§ **YOUR OBJECTIVE**
Search the data for the string "thumbnail" and gather each line it is in.

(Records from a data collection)
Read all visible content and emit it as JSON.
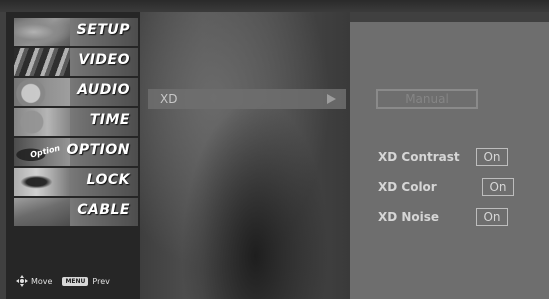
{
  "menu": {
    "items": [
      {
        "label": "SETUP",
        "icon": "setup-thumbnail"
      },
      {
        "label": "VIDEO",
        "icon": "video-thumbnail"
      },
      {
        "label": "AUDIO",
        "icon": "audio-thumbnail"
      },
      {
        "label": "TIME",
        "icon": "time-thumbnail"
      },
      {
        "label": "OPTION",
        "icon": "option-thumbnail",
        "tag": "Option"
      },
      {
        "label": "LOCK",
        "icon": "lock-thumbnail"
      },
      {
        "label": "CABLE",
        "icon": "cable-thumbnail"
      }
    ],
    "footer": {
      "move_label": "Move",
      "prev_key": "MENU",
      "prev_label": "Prev"
    }
  },
  "submenu": {
    "selected_item": "XD",
    "arrow_icon": "right-arrow-icon"
  },
  "xd_panel": {
    "mode_button": "Manual",
    "settings": [
      {
        "label": "XD Contrast",
        "value": "On"
      },
      {
        "label": "XD Color",
        "value": "On"
      },
      {
        "label": "XD Noise",
        "value": "On"
      }
    ]
  },
  "colors": {
    "background": "#404040",
    "sidebar": "#262626",
    "panel": "#6e6e6e",
    "highlight": "#6e6e6e",
    "text": "#ffffff"
  }
}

§ **ANSWER TO THE PROBLEM**
        "icon": "setup-thumbnail"
        "icon": "video-thumbnail"
        "icon": "audio-thumbnail"
        "icon": "time-thumbnail"
        "icon": "option-thumbnail",
        "icon": "lock-thumbnail"
        "icon": "cable-thumbnail"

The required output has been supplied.